With 2016 just around the corner and anniversary-overload that it entails, how do you feel about the representation of of the anniversary, as things that have happened rather than something that we have learned from? ‘With any of these anniversaries, different political parts of the country will feel ownership,’ says Blighe, ‘and it’s very much one for the socialists and the Labour party, and they organised quite a nice day for the 1913 centenary celebrations. You have to view this as something led by Labour, and Labour as a member of the current coalition are pushing certain austerity policies. So it’s a difficult one, because when you look at the level of poverty in the country, and the austerity policies being driven down, is it fair? How do you contrast today with back then, where you have the influence of a business class too. The influence of Denis O’Brien versus the influence of William Martin Murphy, the like of that. There are a lot of common dimensions between Ireland right now and back then. There is a sense that conditions are deteriorating and that there isn’t a real recovery there. So it’s quite poignant to look at 1913 as being a genuine struggle between the left and right, where at least at a superficial level, the right won. While there were a lot of victories subsequent to 1913 by the labour movement, there really is a sense that things are turning back right now.’
‘It’s also interesting to see just how much focus there is on 1916,’ says Enda. ‘I mean, there wasn’t that much about 1913, and I think that’s quite revealing. I think 1916 is, perhaps, a bit safer to commemorate – because it’s a little bit harder to draw parallels with today and our current situation – than perhaps the Lockout, and the industrial strife between right and left is very relevant for today, and maybe a little bit uncomfortably so for certain people. You look at zero-hour contracts, and the blacklisting that was going on in the UK until recently.’
‘Even Jobsbridge, Gateway, all these exploitational labour policies,’ says Allen. ‘I think it’s fair to say that 1916, the War of Independence, these are aspirational things about a new nation state, whereas 1913, or the Civil War, are really struggles about what kind of state that is. And now that we’re in that state, it’s why the 1913 and Civil War anniversaries are so important.’

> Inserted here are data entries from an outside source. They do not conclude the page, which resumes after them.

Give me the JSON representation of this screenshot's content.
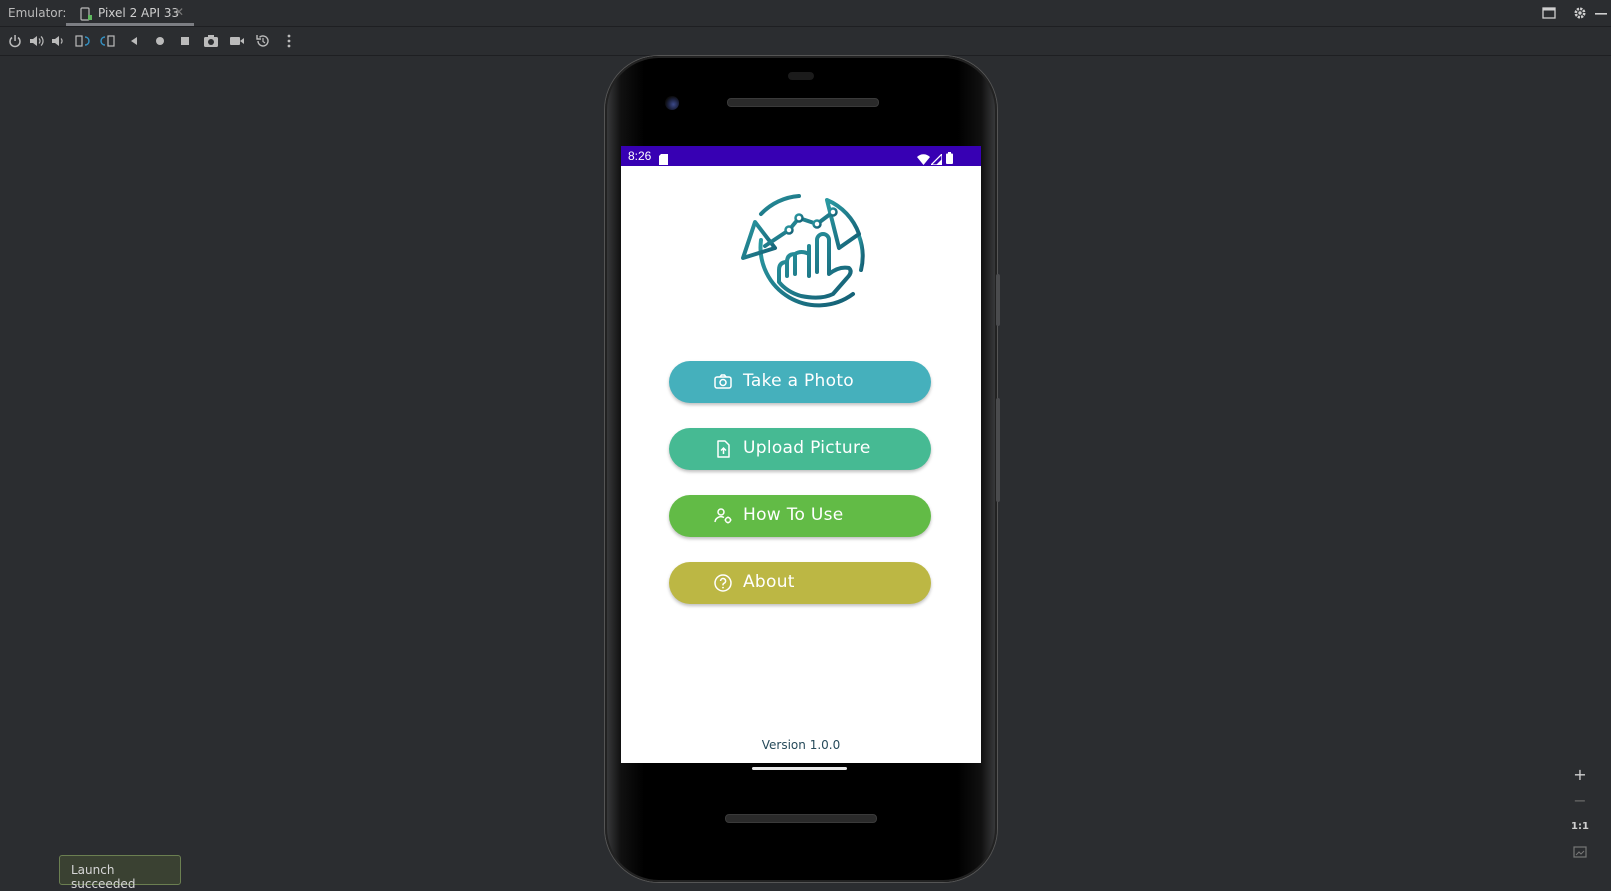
{
  "window": {
    "emulator_label": "Emulator:",
    "tab_title": "Pixel 2 API 33"
  },
  "toolbar": {
    "icons": [
      "power-icon",
      "volume-up-icon",
      "volume-down-icon",
      "rotate-left-icon",
      "rotate-right-icon",
      "back-icon",
      "home-icon",
      "overview-icon",
      "screenshot-icon",
      "screen-record-icon",
      "snapshot-icon",
      "more-icon"
    ]
  },
  "phone": {
    "status_time": "8:26",
    "app": {
      "buttons": [
        {
          "label": "Take a Photo",
          "color": "#45b0bc",
          "icon": "camera-icon"
        },
        {
          "label": "Upload Picture",
          "color": "#46ba93",
          "icon": "file-upload-icon"
        },
        {
          "label": "How To Use",
          "color": "#62bb46",
          "icon": "user-settings-icon"
        },
        {
          "label": "About",
          "color": "#bcb744",
          "icon": "help-circle-icon"
        }
      ],
      "version": "Version 1.0.0"
    }
  },
  "zoom": {
    "plus": "+",
    "minus": "−",
    "actual": "1:1"
  },
  "toast": {
    "message": "Launch succeeded"
  },
  "colors": {
    "ide_background": "#2b2d30",
    "status_bar": "#3700b3",
    "logo_gradient_start": "#2b9aa2",
    "logo_gradient_end": "#145e74"
  }
}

The Spook of the Thirteenth Lock & Electric Guitar Orchestra will perform the debut performance of Lockout at Hangar, Andrew’s Lane Theatre on Saturday 21st November, with tickets costings €15/€12 from www.tickets.ie. and the performance beginning at 8pm.
Words: Ian Lamont
Photos: Killian Broderick
 If you hadn’t already guessed it, I played in the orchestra that performed Branca’s piece myself.